### AIM OF THE EXERCISE
Filter the listing for lines containing "category".

┄┄┄┄┄┄

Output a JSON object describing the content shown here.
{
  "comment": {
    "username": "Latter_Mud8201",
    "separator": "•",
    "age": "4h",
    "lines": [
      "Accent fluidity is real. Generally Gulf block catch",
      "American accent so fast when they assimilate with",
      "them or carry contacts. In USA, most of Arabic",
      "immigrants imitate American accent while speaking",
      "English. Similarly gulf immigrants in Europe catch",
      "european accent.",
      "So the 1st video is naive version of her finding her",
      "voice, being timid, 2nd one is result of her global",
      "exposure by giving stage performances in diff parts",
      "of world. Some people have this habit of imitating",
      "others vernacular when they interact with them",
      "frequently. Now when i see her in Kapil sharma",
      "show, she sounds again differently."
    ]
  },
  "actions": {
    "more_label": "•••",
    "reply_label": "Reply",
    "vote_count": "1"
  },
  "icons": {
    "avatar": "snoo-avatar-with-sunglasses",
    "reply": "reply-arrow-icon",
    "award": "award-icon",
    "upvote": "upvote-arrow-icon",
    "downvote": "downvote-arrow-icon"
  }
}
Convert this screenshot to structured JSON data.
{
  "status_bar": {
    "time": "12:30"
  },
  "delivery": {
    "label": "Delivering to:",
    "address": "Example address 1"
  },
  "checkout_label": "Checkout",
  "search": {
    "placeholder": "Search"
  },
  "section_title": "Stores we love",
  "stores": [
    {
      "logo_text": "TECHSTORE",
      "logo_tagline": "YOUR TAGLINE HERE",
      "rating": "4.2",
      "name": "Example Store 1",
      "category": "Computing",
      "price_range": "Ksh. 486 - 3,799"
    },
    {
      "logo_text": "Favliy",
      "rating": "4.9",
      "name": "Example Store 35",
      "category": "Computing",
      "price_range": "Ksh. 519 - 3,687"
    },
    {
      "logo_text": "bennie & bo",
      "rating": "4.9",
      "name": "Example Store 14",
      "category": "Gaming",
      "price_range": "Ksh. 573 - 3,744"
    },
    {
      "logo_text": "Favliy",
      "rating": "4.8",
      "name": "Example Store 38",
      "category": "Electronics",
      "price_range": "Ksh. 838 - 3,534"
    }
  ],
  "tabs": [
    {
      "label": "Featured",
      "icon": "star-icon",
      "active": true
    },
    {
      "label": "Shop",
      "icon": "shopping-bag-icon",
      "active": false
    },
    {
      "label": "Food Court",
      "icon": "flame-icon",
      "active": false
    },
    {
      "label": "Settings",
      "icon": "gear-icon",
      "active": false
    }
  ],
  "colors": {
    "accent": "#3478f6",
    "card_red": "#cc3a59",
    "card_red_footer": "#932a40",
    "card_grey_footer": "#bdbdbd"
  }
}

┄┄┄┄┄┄

### WORKED SOLUTION
      "category": "Computing",
      "category": "Computing",
      "category": "Gaming",
      "category": "Electronics",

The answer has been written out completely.